Monday, March 7, 2016

The Freedom of Fantasy

If you're a faithful reader it's pretty obvious to you by now that I'm a genre jumper. My first two novels were post-apocalyptic, the third a historical, my upcoming fourth novel THE FEMALE OF THE SPECIES is a contemporary. Hot on the heels of that - coming from Putnam/Penguin in April of 2017 - will be the first in my fantasy series, GIVEN TO THE SEA.

Any author, regardless of genre, will tell you that every novel presents its own unique issues. When I felt the tiny seeds that were to become my fantasy series starting to bud in my mind, I was ecstatic. I'd just come off of writing A MADNESS SO DISCREET which came about after nearly two years of research, followed by a frantic writing period that nearly killed me.

I thought writing a fantasy was just what I needed. No rules. No boundaries. No having to worry what type of lighting would be in use in 1890 so that one person could correct me on it. No more ten minutes of research before finishing a sentence because I need to know what a cop would have been called in 1890 in Boston.

Pure freedom.
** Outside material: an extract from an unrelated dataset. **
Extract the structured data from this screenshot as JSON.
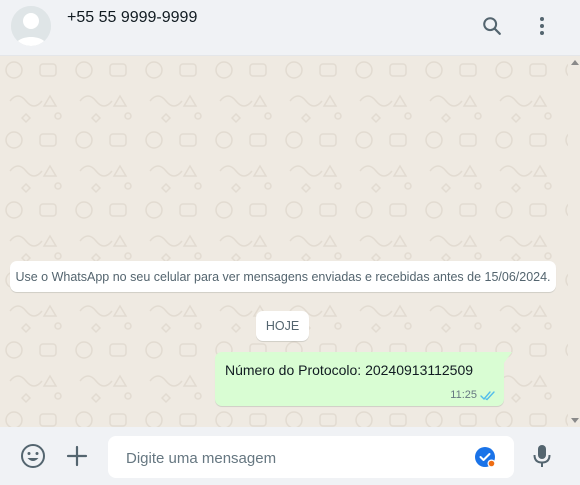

Or so I thought.

Instead what I discovered is what Janis Joplin could have told me a long time ago. Freedom's just another word for nothing left to lose. Or, in my case... freedom's just another word where nothing is assumed.

Yep. That's the catch with fantasy. If I'm writing a contemporary and I tell you that my main character goes to a wealthy private school, that's all I need to say. You know what that school looks like. You know what her house probably looks like. You have a good idea of her culture without me saying much more than that.

If I tell you that my main character in fantasy is the Given, you're like, "Cool... um, what?"

So I have to explain that. And underneath her role as the Given lies an entire cultural mindset which the reader is entirely unfamiliar with. Yes, I get to create my own world and make my own rules, but I also have to paint it for you, and - even more difficult - sell it to you. I can't rely on any assumptions because this is an entirely new world for the reader, even if I have been inhabiting it for quite some time in my own mind.

I've been working on GIVEN TO THE SEA for over a year now, and it's consumed me in an entirely different way than any of my other books have. Yes, there's freedom in fantasy - one that I've been enjoying a lot. But there's also a lot of responsibility and heavy lifting in the world building.

Here's hoping I got it right.